Robot scribe copies the Bible as performance art
The machine has been copying since June on a 900-meter-long roll of paper.
Karlsruhe, Germany (dpa) - After seven months of writing day and night, a robot in Germany clutching a fountain pen has completed a "manuscript" Bible in cursive handwriting.
The exercise was a piece of performance art by the Centre for Art and Media in the German city of Karlsruhe, which uses state funds to explore new art ideas.
The machine, dubbed "Bios (Bible)," began copying the Bible in June onto a 900-metre-long roll of paper, with its arm forming each letter with the pen after all 66 books of scripture had been loaded into its memory.

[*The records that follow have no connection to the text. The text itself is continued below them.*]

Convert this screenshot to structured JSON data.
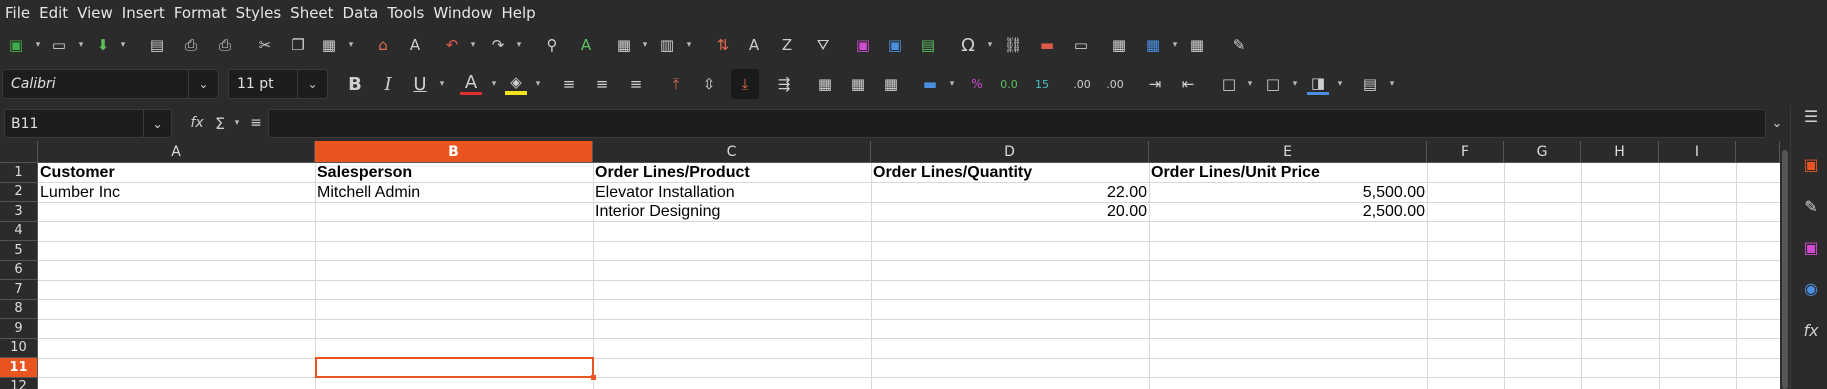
{
  "menu": [
    "File",
    "Edit",
    "View",
    "Insert",
    "Format",
    "Styles",
    "Sheet",
    "Data",
    "Tools",
    "Window",
    "Help"
  ],
  "formatting": {
    "font_name": "Calibri",
    "font_size": "11 pt"
  },
  "formula_bar": {
    "cell_ref": "B11",
    "content": ""
  },
  "grid": {
    "columns": [
      "A",
      "B",
      "C",
      "D",
      "E",
      "F",
      "G",
      "H",
      "I"
    ],
    "selected_column": "B",
    "rows": [
      "1",
      "2",
      "3",
      "4",
      "5",
      "6",
      "7",
      "8",
      "9",
      "10",
      "11",
      "12"
    ],
    "selected_row": "11",
    "cells": {
      "A1": "Customer",
      "B1": "Salesperson",
      "C1": "Order Lines/Product",
      "D1": "Order Lines/Quantity",
      "E1": "Order Lines/Unit Price",
      "A2": "Lumber Inc",
      "B2": "Mitchell Admin",
      "C2": "Elevator Installation",
      "D2": "22.00",
      "E2": "5,500.00",
      "C3": "Interior Designing",
      "D3": "20.00",
      "E3": "2,500.00"
    }
  },
  "colors": {
    "accent": "#e95420",
    "chrome": "#2b2b2b",
    "sheet_bg": "#ffffff"
  },
  "icons": {
    "toolbar1": [
      "new-document-icon",
      "open-icon",
      "save-icon",
      "export-pdf-icon",
      "print-icon",
      "print-preview-icon",
      "cut-icon",
      "copy-icon",
      "paste-icon",
      "clone-formatting-icon",
      "clear-formatting-icon",
      "undo-icon",
      "redo-icon",
      "find-replace-icon",
      "spelling-icon",
      "row-icon",
      "column-icon",
      "sort-icon",
      "sort-ascending-icon",
      "sort-descending-icon",
      "autofilter-icon",
      "image-icon",
      "chart-icon",
      "pivot-table-icon",
      "special-character-icon",
      "hyperlink-icon",
      "comment-icon",
      "header-footer-icon",
      "define-print-area-icon",
      "freeze-rows-columns-icon",
      "split-window-icon",
      "show-draw-functions-icon"
    ],
    "toolbar2": [
      "bold-icon",
      "italic-icon",
      "underline-icon",
      "font-color-icon",
      "highlight-color-icon",
      "align-left-icon",
      "align-center-icon",
      "align-right-icon",
      "align-top-icon",
      "center-vertically-icon",
      "align-bottom-icon",
      "wrap-text-icon",
      "merge-center-icon",
      "merge-cells-icon",
      "unmerge-cells-icon",
      "currency-icon",
      "percent-icon",
      "number-icon",
      "date-icon",
      "add-decimal-icon",
      "delete-decimal-icon",
      "increase-indent-icon",
      "decrease-indent-icon",
      "borders-icon",
      "border-style-icon",
      "border-color-icon",
      "conditional-icon"
    ],
    "sidebar": [
      "sidebar-menu-icon",
      "properties-icon",
      "styles-icon",
      "gallery-icon",
      "navigator-icon",
      "functions-icon"
    ]
  }
}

Artists Martina Haitz, Matthias Gommel and Jan Zappe formed a unit, Robotlab, in 2000 to programme robots for art.
"More than a million robots are working in the factories of the world. We want to explore their artistic potential," said Zappe.
Bios (Bible) inscribed 3.5 million letters, using 700 millilitres of ink, to complete the German-language bible.
The artists call this a "ready-made" project, meaning the robot is a standard one, not a work of art.
"It's just a working machine, yet it's a participant in society," said Gommel. The robot was thus a "mediator" in the process of social communication.
Asked why they chose the bible, Zappe said, "Because it is one of the most significant books of the age and contains a huge amount of data."
The group did not explain how the robot misspelled two of the 800,000 words.
The machine's memory contained the text of the Bible, information about each letter and data on how to form it. It had to transfer the data through these three levels.
The long scroll is to be cut into pages, and displayed at the centre along with the robot.
"We don't propose to retain this valuable product of our installation in museum fashion," said Gommel.
The solution, they said, may be a request from a Christian community in the United States, which says it would quite like to have a manuscript German-language bible to read from in church.